Sturm, by his actions, reminds them that this is not the way things are to be. Vinas Solamnus, their revered founder, created the Oath, “my honor is my life.” Those five words were to define every action a Knight took. The Measure was a multi-volume set explaining how the Oath applied in different situations. No matter the cost, a knight was not to break his honor. Even if this cost was his life.
In the first book, Sturm’s death was foreshadowed. A forest spirit told the adventuring companions not to mourn those “who die fulfilling their destiny” and looked pointedly at Sturm. I missed that the first time.
Sturm made a “mistake” in the second novel and got on the wrong side of one faction. He refused to play politics and so was brought to trial on charges of which he was technically guilty. Contrary to what he let others think, Sturm was not knighted when first introduced. He was only a squire. Yet, as a squire, he showed us a better knight than those who had taken the Oath and claimed to live by the Measure.
Accordingly, Sturm could have run at any time. He was not bound by the Oath and Measure. Once he saw the threat posed by the dragon armies, he could have quietly taken off his armor and melted into the populace. Sturm did not. He considered himself bound by the Oath and Measure.
For one to live by the Oath and Measure meant one was to be judged by the Oath and the Measure.
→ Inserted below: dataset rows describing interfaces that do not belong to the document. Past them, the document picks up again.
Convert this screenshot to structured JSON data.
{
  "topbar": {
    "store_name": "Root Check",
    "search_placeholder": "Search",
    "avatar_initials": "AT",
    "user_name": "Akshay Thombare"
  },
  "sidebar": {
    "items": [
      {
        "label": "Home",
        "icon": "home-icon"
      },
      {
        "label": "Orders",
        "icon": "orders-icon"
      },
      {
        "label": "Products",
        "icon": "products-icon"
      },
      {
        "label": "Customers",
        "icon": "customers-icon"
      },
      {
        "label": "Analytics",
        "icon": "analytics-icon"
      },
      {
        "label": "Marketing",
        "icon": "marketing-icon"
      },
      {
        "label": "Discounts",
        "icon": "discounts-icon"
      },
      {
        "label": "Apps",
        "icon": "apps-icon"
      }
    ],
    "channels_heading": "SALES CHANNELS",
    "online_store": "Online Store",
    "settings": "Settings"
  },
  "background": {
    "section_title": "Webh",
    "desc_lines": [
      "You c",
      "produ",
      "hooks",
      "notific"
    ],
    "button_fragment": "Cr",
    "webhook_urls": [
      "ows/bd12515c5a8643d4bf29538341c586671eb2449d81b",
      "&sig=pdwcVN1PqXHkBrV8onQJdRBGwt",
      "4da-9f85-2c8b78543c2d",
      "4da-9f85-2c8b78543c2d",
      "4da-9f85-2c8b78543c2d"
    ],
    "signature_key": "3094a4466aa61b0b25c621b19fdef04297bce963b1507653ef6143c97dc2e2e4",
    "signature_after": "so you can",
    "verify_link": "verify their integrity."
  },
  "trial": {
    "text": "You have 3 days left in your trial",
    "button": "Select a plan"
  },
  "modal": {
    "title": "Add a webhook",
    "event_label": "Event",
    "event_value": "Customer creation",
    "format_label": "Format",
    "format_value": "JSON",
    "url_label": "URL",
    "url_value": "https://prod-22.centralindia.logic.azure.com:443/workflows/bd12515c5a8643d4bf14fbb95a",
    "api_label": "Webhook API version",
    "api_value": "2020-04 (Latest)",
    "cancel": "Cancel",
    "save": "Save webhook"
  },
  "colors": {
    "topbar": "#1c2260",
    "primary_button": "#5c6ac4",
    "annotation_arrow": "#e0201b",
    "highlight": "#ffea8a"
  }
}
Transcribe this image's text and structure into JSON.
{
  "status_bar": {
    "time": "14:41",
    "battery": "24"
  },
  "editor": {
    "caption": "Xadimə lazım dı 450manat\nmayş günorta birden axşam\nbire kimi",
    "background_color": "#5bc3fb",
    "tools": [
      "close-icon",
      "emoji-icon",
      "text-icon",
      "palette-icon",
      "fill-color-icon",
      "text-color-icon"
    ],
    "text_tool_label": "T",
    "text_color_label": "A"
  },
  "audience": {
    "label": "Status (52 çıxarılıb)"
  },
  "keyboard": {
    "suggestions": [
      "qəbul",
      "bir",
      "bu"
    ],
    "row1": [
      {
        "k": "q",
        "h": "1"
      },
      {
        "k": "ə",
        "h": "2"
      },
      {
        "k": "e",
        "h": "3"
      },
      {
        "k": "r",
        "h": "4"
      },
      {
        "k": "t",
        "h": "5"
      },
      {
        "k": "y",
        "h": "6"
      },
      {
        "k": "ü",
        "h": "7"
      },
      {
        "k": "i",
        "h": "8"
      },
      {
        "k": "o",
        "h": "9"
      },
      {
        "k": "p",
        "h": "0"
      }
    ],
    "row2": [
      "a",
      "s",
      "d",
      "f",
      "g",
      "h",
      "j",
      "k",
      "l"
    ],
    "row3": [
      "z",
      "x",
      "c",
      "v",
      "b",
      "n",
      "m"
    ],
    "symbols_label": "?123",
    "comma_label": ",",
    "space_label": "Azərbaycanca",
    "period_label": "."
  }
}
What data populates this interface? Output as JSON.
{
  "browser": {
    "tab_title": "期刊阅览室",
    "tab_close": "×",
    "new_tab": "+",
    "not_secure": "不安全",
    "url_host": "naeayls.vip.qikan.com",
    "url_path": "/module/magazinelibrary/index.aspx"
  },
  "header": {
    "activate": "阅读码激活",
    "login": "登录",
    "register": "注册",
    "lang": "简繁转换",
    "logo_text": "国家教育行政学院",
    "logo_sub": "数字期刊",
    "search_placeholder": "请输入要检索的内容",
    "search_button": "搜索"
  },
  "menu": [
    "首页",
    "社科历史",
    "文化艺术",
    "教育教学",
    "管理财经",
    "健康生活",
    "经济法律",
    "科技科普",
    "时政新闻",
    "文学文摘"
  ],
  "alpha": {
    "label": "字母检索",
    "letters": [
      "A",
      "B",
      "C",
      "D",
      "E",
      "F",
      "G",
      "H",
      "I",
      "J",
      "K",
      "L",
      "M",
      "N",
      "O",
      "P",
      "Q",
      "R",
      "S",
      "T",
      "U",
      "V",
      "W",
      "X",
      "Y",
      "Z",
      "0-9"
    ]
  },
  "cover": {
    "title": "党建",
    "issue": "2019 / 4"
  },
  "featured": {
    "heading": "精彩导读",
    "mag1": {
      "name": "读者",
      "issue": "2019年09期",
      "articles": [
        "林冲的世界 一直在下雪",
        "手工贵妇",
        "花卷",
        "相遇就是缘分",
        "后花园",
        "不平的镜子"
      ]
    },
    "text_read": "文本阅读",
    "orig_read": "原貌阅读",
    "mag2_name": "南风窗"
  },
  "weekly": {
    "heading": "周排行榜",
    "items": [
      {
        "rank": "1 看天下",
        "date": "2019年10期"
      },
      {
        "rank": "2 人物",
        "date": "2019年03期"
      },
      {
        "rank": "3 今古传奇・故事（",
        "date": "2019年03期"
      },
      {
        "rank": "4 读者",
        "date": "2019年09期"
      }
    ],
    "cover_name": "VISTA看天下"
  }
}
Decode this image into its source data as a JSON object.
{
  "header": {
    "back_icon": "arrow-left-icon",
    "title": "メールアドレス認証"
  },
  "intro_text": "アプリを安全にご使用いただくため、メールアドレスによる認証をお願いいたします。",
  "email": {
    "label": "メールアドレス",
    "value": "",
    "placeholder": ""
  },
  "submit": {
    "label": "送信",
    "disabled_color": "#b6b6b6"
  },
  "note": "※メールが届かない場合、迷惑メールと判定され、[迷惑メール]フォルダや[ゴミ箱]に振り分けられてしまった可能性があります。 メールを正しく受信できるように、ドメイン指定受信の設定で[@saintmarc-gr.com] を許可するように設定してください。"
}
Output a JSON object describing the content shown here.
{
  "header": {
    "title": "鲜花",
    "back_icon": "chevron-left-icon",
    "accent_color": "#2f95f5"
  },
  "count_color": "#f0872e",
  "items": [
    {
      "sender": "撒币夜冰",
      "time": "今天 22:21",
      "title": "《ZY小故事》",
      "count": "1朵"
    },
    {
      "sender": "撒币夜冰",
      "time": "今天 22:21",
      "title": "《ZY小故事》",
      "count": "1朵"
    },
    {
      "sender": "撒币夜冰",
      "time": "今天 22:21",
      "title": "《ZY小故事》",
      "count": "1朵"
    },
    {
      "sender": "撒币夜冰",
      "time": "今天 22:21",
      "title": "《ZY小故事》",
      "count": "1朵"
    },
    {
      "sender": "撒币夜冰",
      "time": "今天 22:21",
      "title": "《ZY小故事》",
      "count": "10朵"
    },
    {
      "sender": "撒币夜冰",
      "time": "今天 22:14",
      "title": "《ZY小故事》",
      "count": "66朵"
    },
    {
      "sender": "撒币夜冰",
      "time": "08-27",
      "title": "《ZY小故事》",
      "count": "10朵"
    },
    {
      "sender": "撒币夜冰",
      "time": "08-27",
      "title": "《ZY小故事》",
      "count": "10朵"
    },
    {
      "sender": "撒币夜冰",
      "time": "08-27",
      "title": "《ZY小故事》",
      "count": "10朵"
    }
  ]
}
The leader of the knights, a friend of Sturm’s father and also one of the knights who remembered honor, found Sturm guilty to the letter of the law. He then prescribed a punishment to the letter of the law. Sturm had to take off his father’s armor and command a squad at the High Clerists tower which the dragon armies would have to pass to invade. It was a suicide mission. The knights were too weak from their infighting to win. However, the punishment also meant that Sturm had to be knighted–a squire could not command a regiment of full knights!
On the journey to the tower, Sturm earned the trust of his regiment. They joined together as a unit. When the armies approached the tower, Sturm went to the top of the tower and challenged the Dragon Highlord to a duel. Armed only with his father’s sword (which he had been allowed to keep), Sturm fought and lost.
It was a beautiful Xanatos Gambit. Had Sturm won, the armies would have retreated. But his death brought unity to the knights. When they saw that Sturm was so committed to the Oath and the Measure that he would face impossible odds to fulfill his orders, they rallied. The pass was held. The armies routed. Sturm’s actions had bought time for other heroes, and they now controlled a relic that drove most of the invaders insane.
Sturm died at peace.
The ramifications of his actions were shown in later books. Not only did those knights rally to unity, the rest of the knighthood put aside their divisions. In times to come, Sturm was counted one of the three greatest knights: Vinas Solamnus, Huma Dragonsbane, and Sturm Brightblade.
Sturm lived a life of honor and died the same way. His death was important and served a greater purpose.
What’s the best death scene you’ve read?